Allen Say was born in 1937 in Yokohama, Japan. When he was twelve, he apprenticed himself to his favorite cartoonist, Noro Shinpei. He learned to draw and paint under his mentor’s direction, an experience he eventually chronicled in his part memoir, part graphic novel Drawing from Memory(Scholastic). At sixteen, he moved to America, and in the years that followed, his life was in constant flux. He changed schools a number of times, attended art classes when he could, and worked as a sign painter, which later served as the inspiration for another of his books, The Sign Painter (Houghton Mifflin Harcourt).
After serving in the army, Allen pursued commercial photography. Art directors and designers he met were impressed with his ability to sketch out ideas before committing them to film. Their encouragement led him to become an illustrator, creating his first children’s book, Dr. Smith’s Safari(HarperCollins) in 1972, between shooting assignments.

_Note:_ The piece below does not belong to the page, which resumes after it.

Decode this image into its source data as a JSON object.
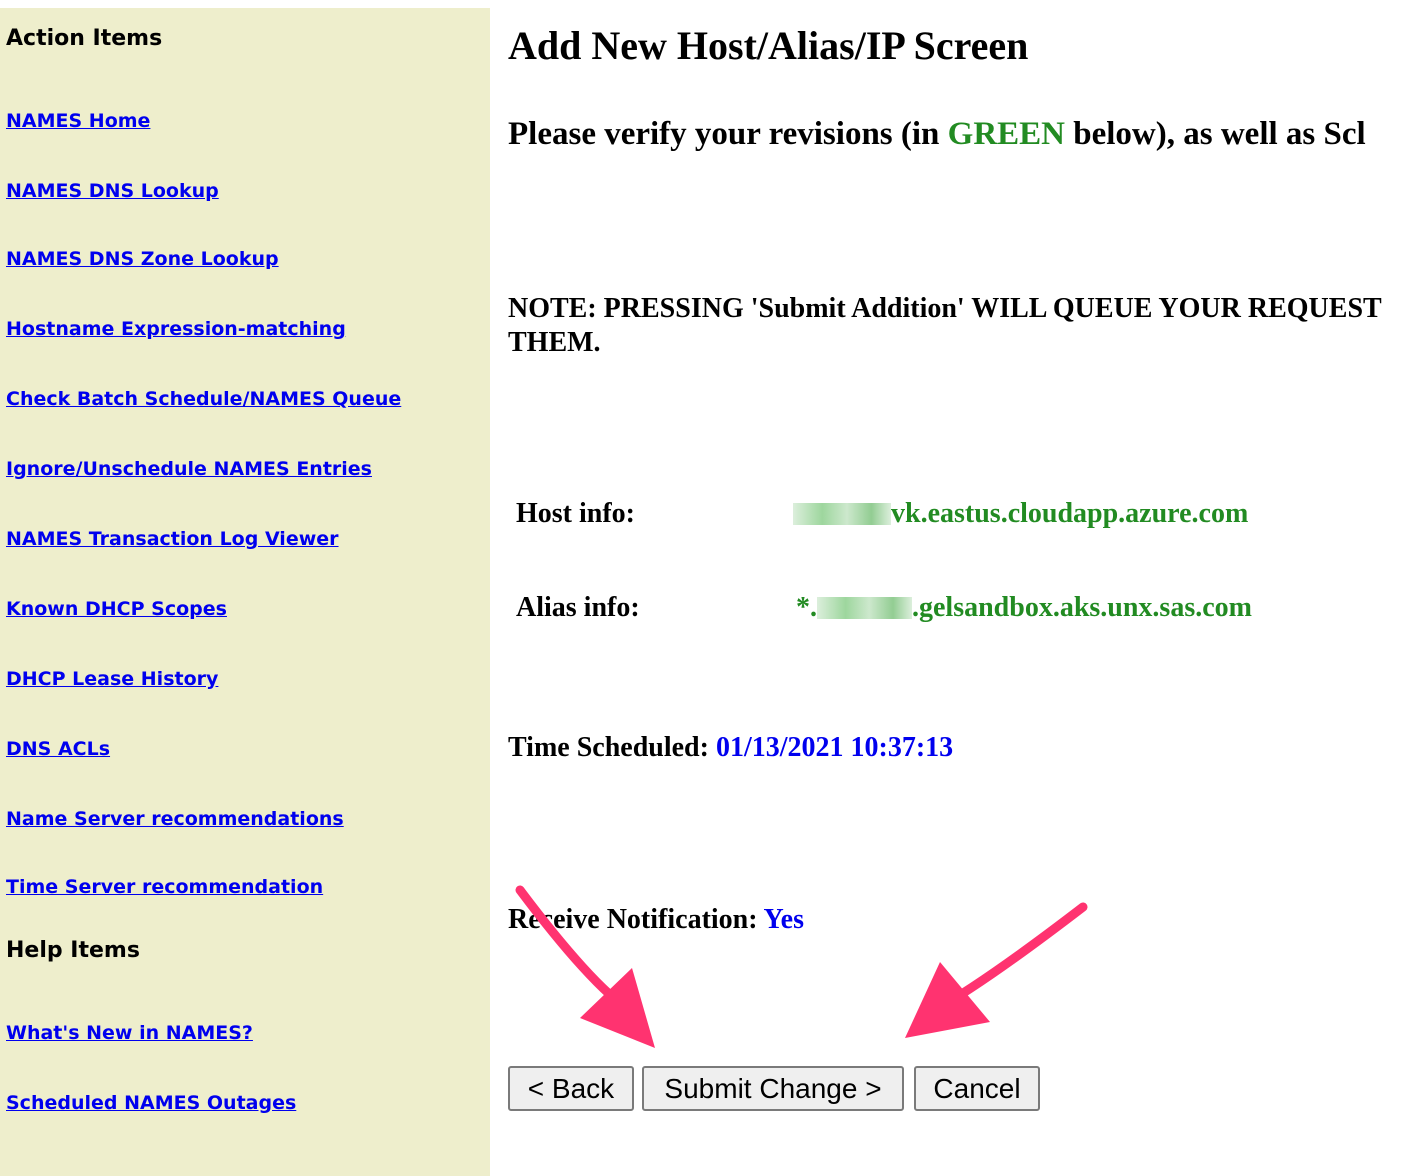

Allen’s evocative and masterful work, characterized by rich detail and careful attention to lighting, has consistently received awards and honors. The Lucky Yak by Annetta Lawson (Houghton Mifflin Harcourt) and A River Dream (Little, Brown), which he wrote and illustrated, were New York Times Best Illustrated Books. How My Parents Learned to Eat by Ina R. Friedman won the Christopher Award. The Boy of the Three-Year Nap by Dianne Snyder received a Caldecott Honor and the Boston Globe–Horn Book Award. And Grandfather’s Journey, which he wrote as well as illustrated, won the Caldecott Medal and the Boston Globe–Horn Book Award. (All Houghton Mifflin Harcourt.)